The residence with one of the highest balconies in Chicago—and highest available—is new to market. The duplex penthouse at Aqua, straddling floors 80 and 81, started as a pocket listing, according to Crain’s, and moved to public listing this week with a $6 million asking price. Its near-record vertical is matched by the near-record asking price per square foot: $1,714. Only one property in Chicago has garnered more by square foot, per available information: Ken Griffin’s 2012 Park Tower penthouse purchase, $15 million at $1,899 a square foot.
A market analysis of Near North condos sold in the last year with at least three beds and three-and-a-half baths (16 properties) shows a $5.1 million average closing price. If you set aside the $17 million Trump Tower penthouse sale, the average is about $4.3 million. We learn the most about the appetite for multimillion-dollar homes and depth of the buyer pool by measuring the distance between listing and sales price and noting time on the market. The average condo sold 20 percent below its $6.4 million list price, and took 146 days to reach contract. Citywide, across all properties, homes sold for 96.6 percent of asking price in April and spent 22 days on the market according to Redfin. “As you know, the Trump penthouse sold for about 50 percent of what it listed for,” says Sheetal Balani of @properties. “I’m expecting to do much better than that.”
Twice as many comparable condos are on the market in Near North, for an average of 222 days and with a $6.2 million ask. The average price per square foot for the groups of active and sold condos was just $1,080 and $979, respectively. Things are just getting started with the Aqua property, and Balani isn’t naïve about the ambitious pricing or the narrow window to get a satisfactory deal done.
“Pricing is not a science,” says Balani. “I wish it was. You kind of have to chip away at it and come to a number you think accounts for various unique factors.” Those unique factors are the duplexing (rare within the building), the height, views, outdoor space (two 25-foot-long balconies), and world-renowned architecture. Buildings with hotel amenities are also proven to command higher prices (these charts show the top sales by price per square foot for buildings with and without hotel amenities). “We are asking higher than the averages,” she adds, “but it’s a good time to try…. We weren’t doing [the home] any favors being a pocket sale in the heart of the spring market. If we didn’t list, this market would pass us by.”

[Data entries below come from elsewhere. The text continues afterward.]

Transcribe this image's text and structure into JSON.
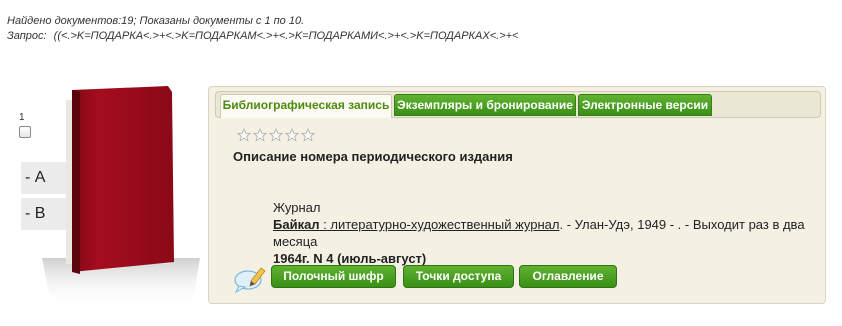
{
  "search_summary": {
    "found_line": "Найдено документов:19; Показаны документы с 1 по 10.",
    "query_label": "Запрос:",
    "query_value": "((<.>K=ПОДАРКА<.>+<.>K=ПОДАРКАМ<.>+<.>K=ПОДАРКАМИ<.>+<.>K=ПОДАРКАХ<.>+<"
  },
  "record": {
    "number": "1",
    "checkbox_checked": false,
    "side_menu": [
      "- А",
      "- В"
    ],
    "tabs": [
      {
        "label": "Библиографическая запись",
        "active": true
      },
      {
        "label": "Экземпляры и бронирование",
        "active": false
      },
      {
        "label": "Электронные версии",
        "active": false
      }
    ],
    "rating_stars": 5,
    "rating_value": 0,
    "title": "Описание номера периодического издания",
    "doc_type": "Журнал",
    "main_title": "Байкал",
    "subtitle": " : литературно-художественный журнал",
    "rest_text": ". - Улан-Удэ, 1949 - . - Выходит раз в два месяца",
    "issue": "1964г. N 4 (июль-август)",
    "buttons": [
      "Полочный шифр",
      "Точки доступа",
      "Оглавление"
    ]
  },
  "colors": {
    "accent_green": "#3f9418",
    "book_red": "#9e0b1c",
    "panel_bg": "#f4f1e4"
  },
  "icons": [
    "book-cover-icon",
    "star-icon",
    "comment-edit-icon"
  ]
}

Another situational concern is that the about-to-break-ground luxury building at 9 West Walton and, to a lesser extent, under-construction 4 East Elm have penthouses to rival Aqua’s in price and features. On the one hand, the just-listed $12.5 million penthouse at 9 Walton helps justify Balani’s gutsy price per square foot by actually topping it ($1,764!), but on the other hand, if the Aqua space isn’t sold before this and a couple other rivals come into physical existence it will be a crowded market for swanky new penthouses.
Satish and Kinnah Shah treat the unit as in-town (their main home is in South Barrington), summoning the extended family for regular rendezvous. “Believe it or not they’re running out of space,” says Balani. The family keeps growing so every get-together is like a party. The common spaces and balconies can accommodate 100 people or more, and have on occasion, but the bedrooms are more easily taxed.
When the Shahs snatched up two condos from the developer pre-construction for a combined $2.8 million, they let it be known they’d be duplexing and customizing. To this 3,500-square-foot vanilla box they added a ton of walnut finishes, stainless steel and marble fireplaces, full home automation, handmade wallpaper, and a bar, courtesy of Contrast Design Group.
Balani has reached out to New York brokers and thinks the listing will bring overseas visibility. Her next move will be to host a cocktail party in June for brokers and any high net worth folks already living in the area. “I want to get people in here at dusk to see the view,” she says.